## Exercise requirements
If "Follow" shows up in a line of the material, return that line.
··· Given data
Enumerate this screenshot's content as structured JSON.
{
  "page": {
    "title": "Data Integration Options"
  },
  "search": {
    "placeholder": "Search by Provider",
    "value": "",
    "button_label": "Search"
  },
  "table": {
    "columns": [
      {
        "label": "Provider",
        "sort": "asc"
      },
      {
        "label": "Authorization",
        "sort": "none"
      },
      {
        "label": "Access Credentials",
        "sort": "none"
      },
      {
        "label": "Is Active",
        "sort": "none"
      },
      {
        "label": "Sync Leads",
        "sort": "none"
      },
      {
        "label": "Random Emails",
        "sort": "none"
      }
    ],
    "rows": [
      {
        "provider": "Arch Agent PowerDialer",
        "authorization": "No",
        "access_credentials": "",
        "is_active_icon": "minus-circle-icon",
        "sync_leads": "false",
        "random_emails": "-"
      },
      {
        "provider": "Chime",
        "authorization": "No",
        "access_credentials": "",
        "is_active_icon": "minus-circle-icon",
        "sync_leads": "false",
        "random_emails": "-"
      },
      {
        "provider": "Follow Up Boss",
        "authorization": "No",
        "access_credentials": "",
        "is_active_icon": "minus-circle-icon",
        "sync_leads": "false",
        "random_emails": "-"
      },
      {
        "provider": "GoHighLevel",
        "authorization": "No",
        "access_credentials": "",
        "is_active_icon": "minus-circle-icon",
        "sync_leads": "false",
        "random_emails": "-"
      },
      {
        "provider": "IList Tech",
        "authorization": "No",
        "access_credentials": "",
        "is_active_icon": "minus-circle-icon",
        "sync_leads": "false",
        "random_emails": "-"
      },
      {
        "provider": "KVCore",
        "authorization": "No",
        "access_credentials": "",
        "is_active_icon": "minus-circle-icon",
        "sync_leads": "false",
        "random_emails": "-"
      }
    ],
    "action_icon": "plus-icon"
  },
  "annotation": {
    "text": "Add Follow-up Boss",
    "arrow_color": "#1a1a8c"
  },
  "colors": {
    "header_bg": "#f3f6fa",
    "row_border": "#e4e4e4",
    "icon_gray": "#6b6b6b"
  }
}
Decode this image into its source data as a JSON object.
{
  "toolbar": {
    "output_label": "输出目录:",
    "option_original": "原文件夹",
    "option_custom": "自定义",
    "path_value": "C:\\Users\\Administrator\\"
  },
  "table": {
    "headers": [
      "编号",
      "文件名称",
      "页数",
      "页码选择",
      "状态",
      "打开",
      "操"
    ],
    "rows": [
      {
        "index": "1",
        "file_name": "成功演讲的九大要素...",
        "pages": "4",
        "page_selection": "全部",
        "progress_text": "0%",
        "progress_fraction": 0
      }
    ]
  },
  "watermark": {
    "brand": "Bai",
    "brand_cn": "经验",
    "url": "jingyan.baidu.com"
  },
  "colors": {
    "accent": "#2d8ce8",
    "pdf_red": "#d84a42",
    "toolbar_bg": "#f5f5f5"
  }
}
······
## Answer to this task
        "provider": "Follow Up Boss",
    "text": "Add Follow-up Boss",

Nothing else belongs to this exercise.